In terms of operating expenditures, they think the company could reassure investors about its earnings power on its core business, especially by breaking out “growth-oriented” expenditures. On the topic of capital allocation, the Nomura team suggests that Google’s $65 billion in cash could become more valuable if the company provided more details on its efforts and plans in this area.
Solid trends for Google
The Nomura team noted that trends in Google’s core Search business are healthy as pricing across all devices has shown improvement. Recently Merkle RKG reported an increase of 12% in Search spend on Google for U.S. customers in the second quarter. However, that’s still a year over year deceleration of about 100 basis points.
IgnitionOne reported a 69% increase year over year on mobile devices and a 5% increase on desktop. Nomura’s checks also suggest that cost per click across devices continues to grow, especially on mobile devices.
What to expect in Google’s earnings report
Bernstein analyst Carlos Kirjner, Ph.D. and his team want more color around the trajectory of search ad revenue growth. Another concern they have is whether Google’s capital intensity is returning to the level it was at before the first quarter of 2013. That’s when the search giant apparently started spending heavily on construction and real estate.
The Bernstein team is expecting Google to post revenue of $17.63 billion overall. They’re looking for $12.21 billion in Google Sites revenue, EBITDA of $6.8 billion, and capital expenditures of $2.29 billion. They’re projecting adjusted earnings of $6.78 per share, which is lower than the consensus estimate for this year but significantly higher than the 2016 consensus estimate.
Bernstein is expecting a headwind of about $1.07 billion due to foreign exchange rates. That’s interesting given a couple of firms’ suggestions that the slightly weaker U.S. dollar could provide a slight tailwind for tech firms’ earnings. For the full year, they expect a negative currency impact of $3.56 billion.
And here’s a look at how Nomura’s estimates compare to the consensus.

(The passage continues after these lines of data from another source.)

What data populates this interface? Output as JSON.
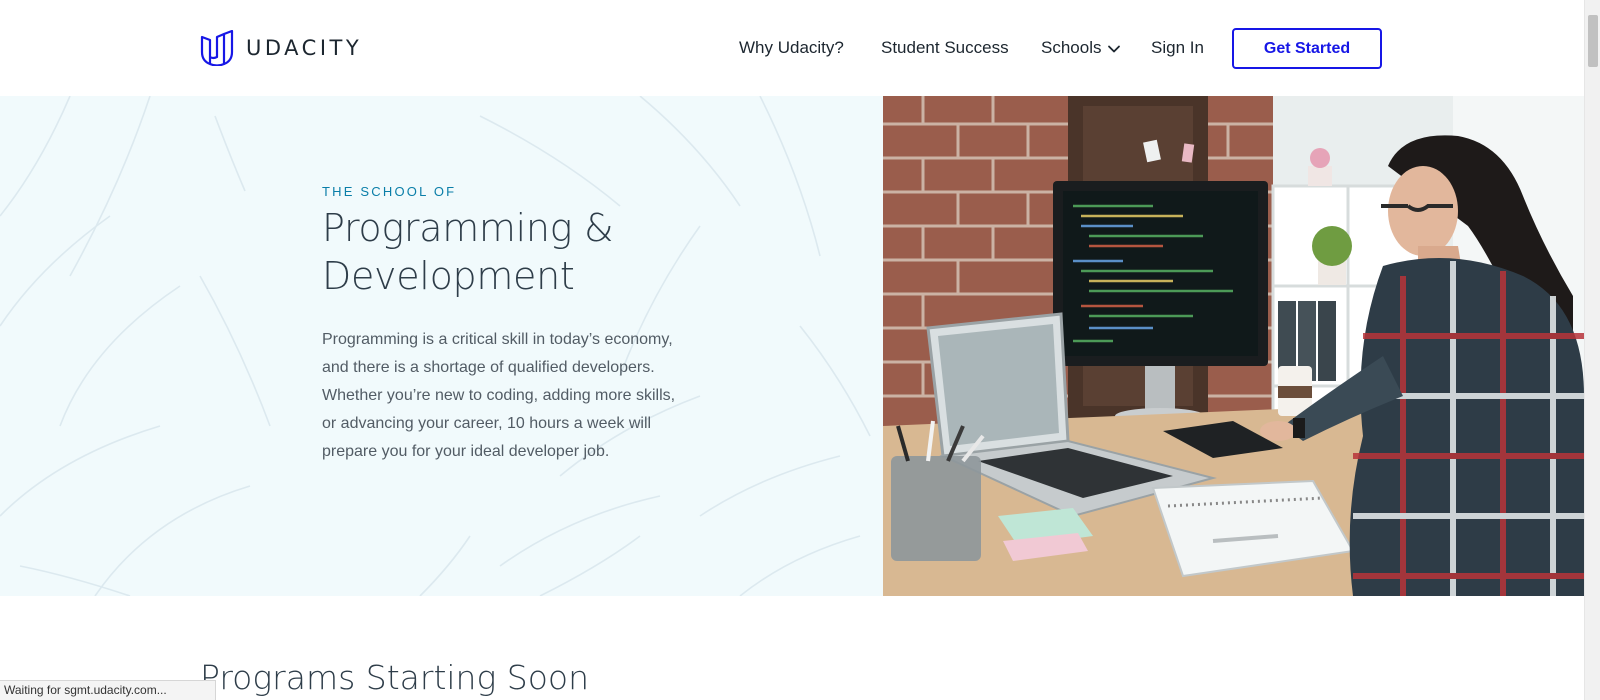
{
  "header": {
    "logo_text": "UDACITY",
    "logo_icon": "udacity-u-logo",
    "nav": {
      "why": "Why Udacity?",
      "success": "Student Success",
      "schools": "Schools",
      "signin": "Sign In"
    },
    "schools_icon": "chevron-down-icon",
    "cta_label": "Get Started"
  },
  "hero": {
    "eyebrow": "THE SCHOOL OF",
    "title_line1": "Programming &",
    "title_line2": "Development",
    "description": "Programming is a critical skill in today’s economy, and there is a shortage of qualified developers. Whether you’re new to coding, adding more skills, or advancing your career, 10 hours a week will prepare you for your ideal developer job.",
    "image_alt": "Developer coding at a desk with a monitor and laptop"
  },
  "programs": {
    "title": "Programs Starting Soon"
  },
  "browser": {
    "status_text": "Waiting for sgmt.udacity.com..."
  },
  "colors": {
    "brand_blue": "#1717e6",
    "eyebrow_teal": "#0a7ea8",
    "hero_bg": "#f1fafc",
    "text_dark": "#2e3d49",
    "text_body": "#525c65"
  }
}
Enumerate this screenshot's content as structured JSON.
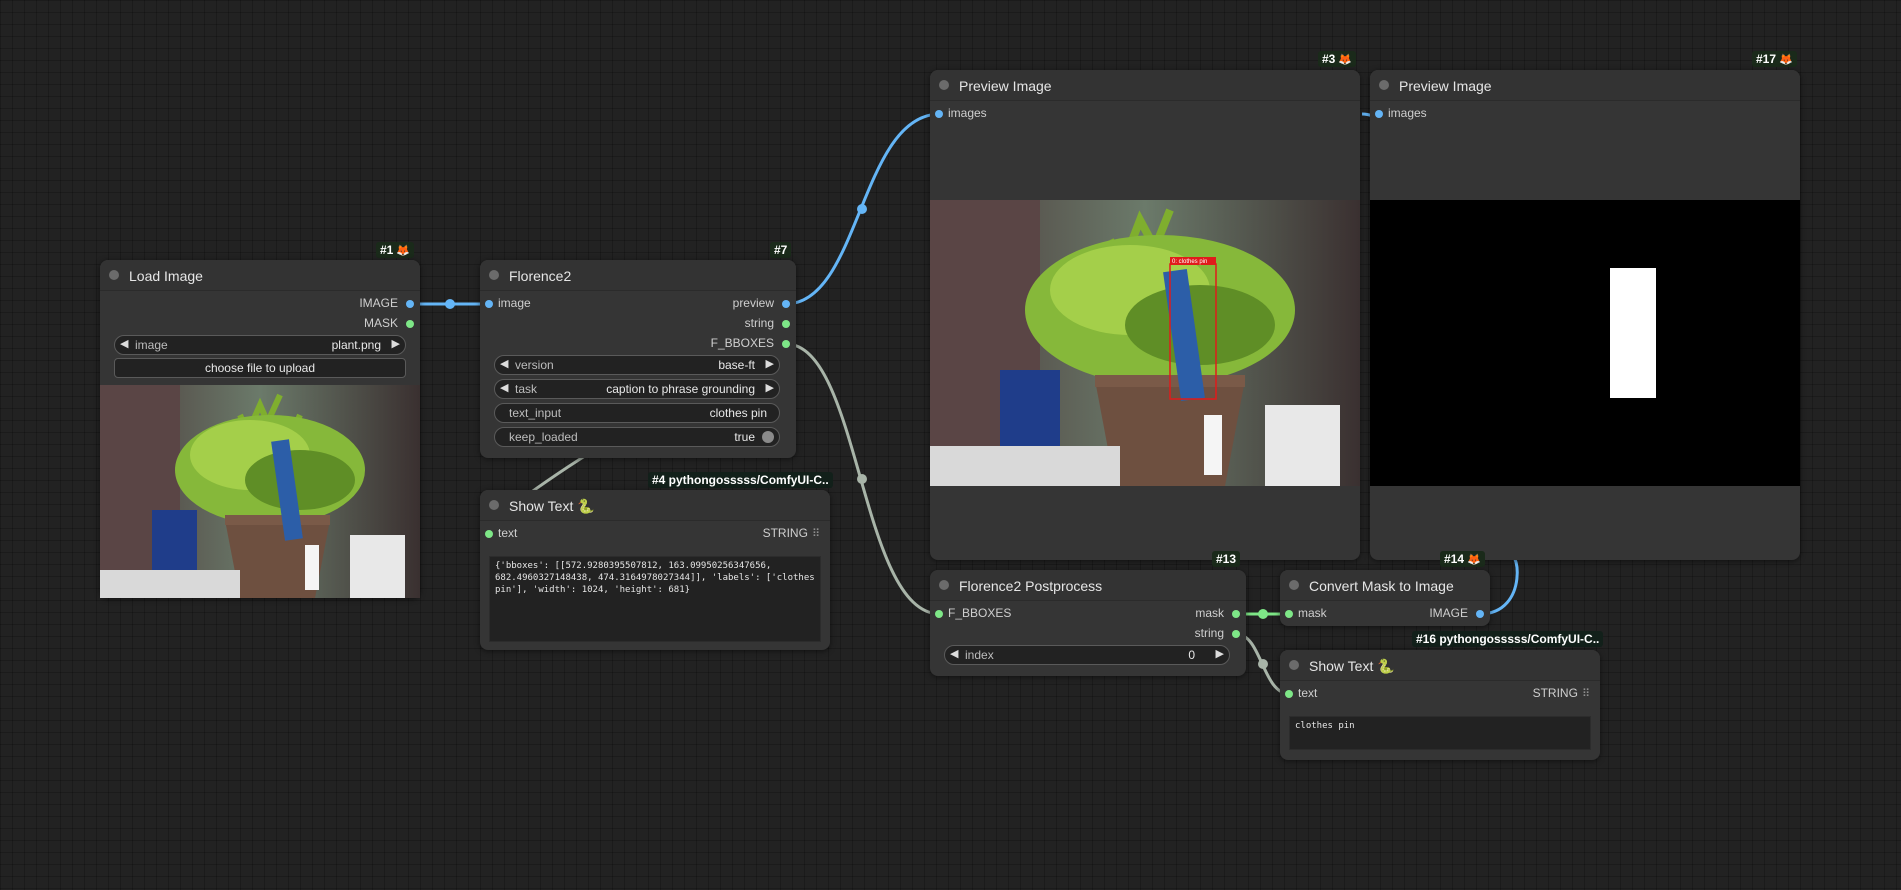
{
  "nodes": {
    "load_image": {
      "id": "#1",
      "title": "Load Image",
      "outputs": [
        "IMAGE",
        "MASK"
      ],
      "image_widget": {
        "label": "image",
        "value": "plant.png"
      },
      "upload_button": "choose file to upload"
    },
    "florence2": {
      "id": "#7",
      "title": "Florence2",
      "input": "image",
      "outputs": [
        "preview",
        "string",
        "F_BBOXES"
      ],
      "widgets": {
        "version": {
          "label": "version",
          "value": "base-ft"
        },
        "task": {
          "label": "task",
          "value": "caption to phrase grounding"
        },
        "text_input": {
          "label": "text_input",
          "value": "clothes pin"
        },
        "keep_loaded": {
          "label": "keep_loaded",
          "value": "true"
        }
      }
    },
    "show_text_4": {
      "id": "#4 pythongosssss/ComfyUI-C..",
      "title": "Show Text",
      "input": "text",
      "output": "STRING",
      "text": "{'bboxes': [[572.9280395507812, 163.09950256347656, 682.4960327148438, 474.3164978027344]], 'labels': ['clothes pin'], 'width': 1024, 'height': 681}"
    },
    "preview_3": {
      "id": "#3",
      "title": "Preview Image",
      "input": "images",
      "bbox_label": "0: clothes pin"
    },
    "preview_17": {
      "id": "#17",
      "title": "Preview Image",
      "input": "images"
    },
    "postprocess": {
      "id": "#13",
      "title": "Florence2 Postprocess",
      "input": "F_BBOXES",
      "outputs": [
        "mask",
        "string"
      ],
      "index_widget": {
        "label": "index",
        "value": "0"
      }
    },
    "convert_mask": {
      "id": "#14",
      "title": "Convert Mask to Image",
      "input": "mask",
      "output": "IMAGE"
    },
    "show_text_16": {
      "id": "#16 pythongosssss/ComfyUI-C..",
      "title": "Show Text",
      "input": "text",
      "output": "STRING",
      "text": "clothes pin"
    }
  },
  "icons": {
    "badge": "fox-icon",
    "python": "snake-icon",
    "menu": "grid-icon"
  },
  "colors": {
    "image_link": "#64b5f6",
    "mask_link": "#7ee787",
    "string_link": "#a8b4a8"
  }
}
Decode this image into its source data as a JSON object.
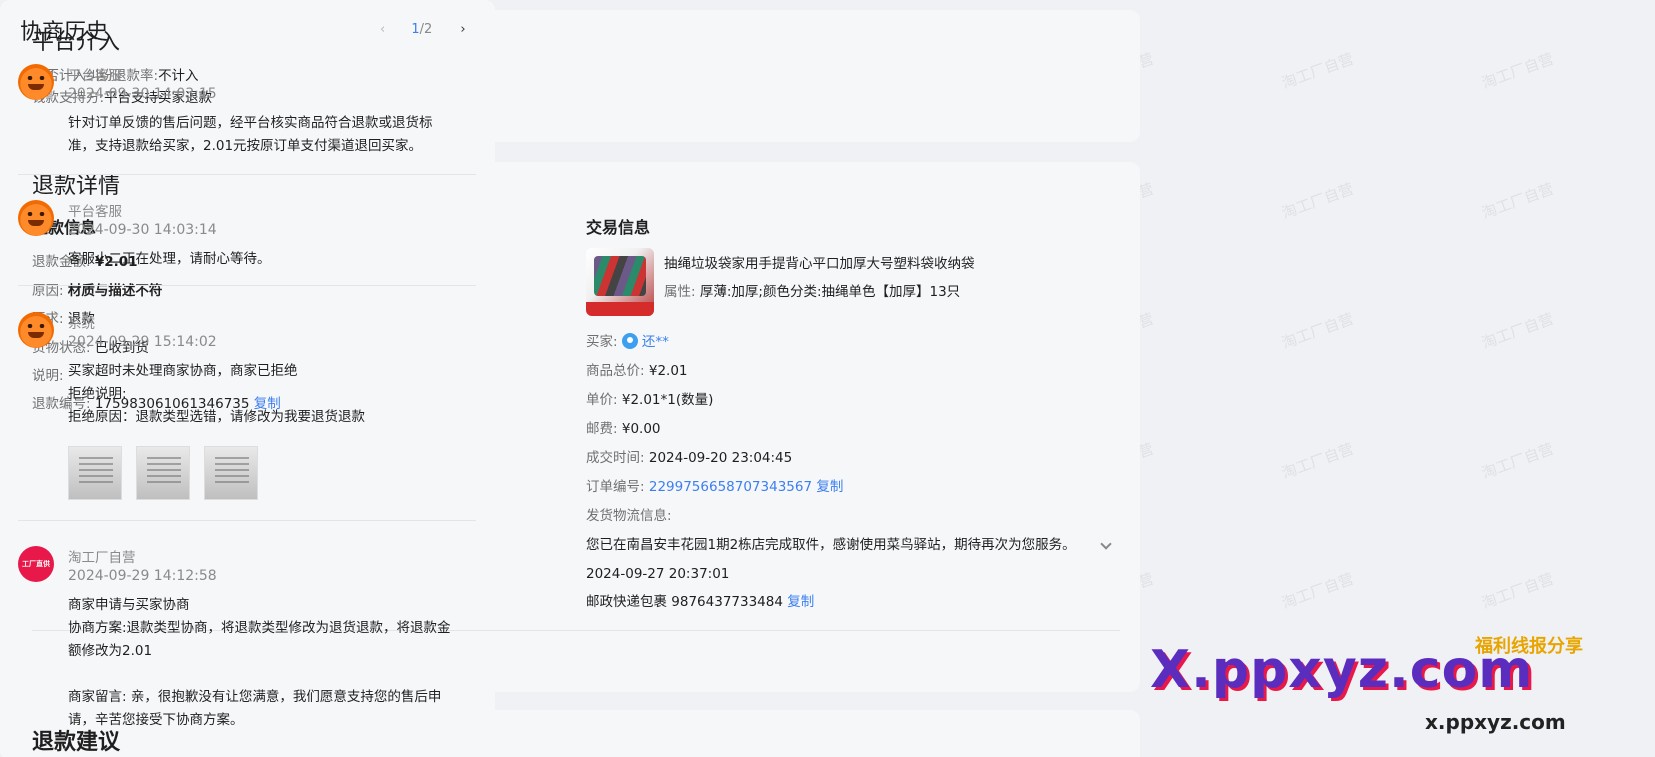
{
  "platform": {
    "title": "平台介入",
    "rows": [
      {
        "label": "是否计入纠纷退款率:",
        "value": "不计入"
      },
      {
        "label": "钱款支持方:",
        "value": "平台支持买家退款"
      }
    ]
  },
  "refund": {
    "title": "退款详情",
    "info_title": "退款信息",
    "info": {
      "amount_label": "退款金额:",
      "amount": "¥2.01",
      "reason_label": "原因:",
      "reason": "材质与描述不符",
      "request_label": "要求:",
      "request": "退款",
      "goods_label": "货物状态:",
      "goods": "已收到货",
      "note_label": "说明:",
      "note": "",
      "refund_no_label": "退款编号:",
      "refund_no": "175983061061346735",
      "copy": "复制"
    },
    "trade_title": "交易信息",
    "trade": {
      "product_name": "抽绳垃圾袋家用手提背心平口加厚大号塑料袋收纳袋",
      "attr_label": "属性:",
      "attr": "厚薄:加厚;颜色分类:抽绳单色【加厚】13只",
      "buyer_label": "买家:",
      "buyer": "还**",
      "total_label": "商品总价:",
      "total": "¥2.01",
      "unit_label": "单价:",
      "unit": "¥2.01*1(数量)",
      "shipping_label": "邮费:",
      "shipping": "¥0.00",
      "deal_time_label": "成交时间:",
      "deal_time": "2024-09-20 23:04:45",
      "order_no_label": "订单编号:",
      "order_no": "2299756658707343567",
      "copy": "复制",
      "logistics_label": "发货物流信息:",
      "logistics_msg": "您已在南昌安丰花园1期2栋店完成取件，感谢使用菜鸟驿站，期待再次为您服务。",
      "logistics_time": "2024-09-27 20:37:01",
      "tracking": "邮政快递包裹 9876437733484",
      "tracking_copy": "复制"
    }
  },
  "advice": {
    "title": "退款建议"
  },
  "history": {
    "title": "协商历史",
    "pager": {
      "prev": "‹",
      "current": "1",
      "total": "/2",
      "next": "›"
    },
    "items": [
      {
        "name": "平台客服",
        "time": "2024-09-30 14:03:15",
        "text1": "针对订单反馈的售后问题，经平台核实商品符合退款或退货标",
        "text2": "准，支持退款给买家，2.01元按原订单支付渠道退回买家。"
      },
      {
        "name": "平台客服",
        "time": "2024-09-30 14:03:14",
        "text1": "客服小二正在处理，请耐心等待。"
      },
      {
        "name": "系统",
        "time": "2024-09-29 15:14:02",
        "text1": "买家超时未处理商家协商，商家已拒绝",
        "text2": "拒绝说明:",
        "text3": "拒绝原因：退款类型选错，请修改为我要退货退款"
      },
      {
        "name": "淘工厂自营",
        "time": "2024-09-29 14:12:58",
        "text1": "商家申请与买家协商",
        "text2": "协商方案:退款类型协商，将退款类型修改为退货退款，将退款金",
        "text3": "额修改为2.01",
        "text4": "商家留言: 亲，很抱歉没有让您满意，我们愿意支持您的售后申",
        "text5": "请，辛苦您接受下协商方案。"
      }
    ],
    "shop_avatar_text": "工厂直供"
  },
  "watermark_text": "淘工厂自营",
  "overlay": {
    "brand": "X.ppxyz.com",
    "sub": "x.ppxyz.com",
    "tag": "福利线报分享"
  },
  "colors": {
    "link": "#3c7ff0",
    "card": "#f6f7f9",
    "bg": "#f0f1f5"
  }
}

Nomura has a price target of $625 per share and a Buy rating on Google. Bernstein rates Google at Outperform with a $700 per share price target.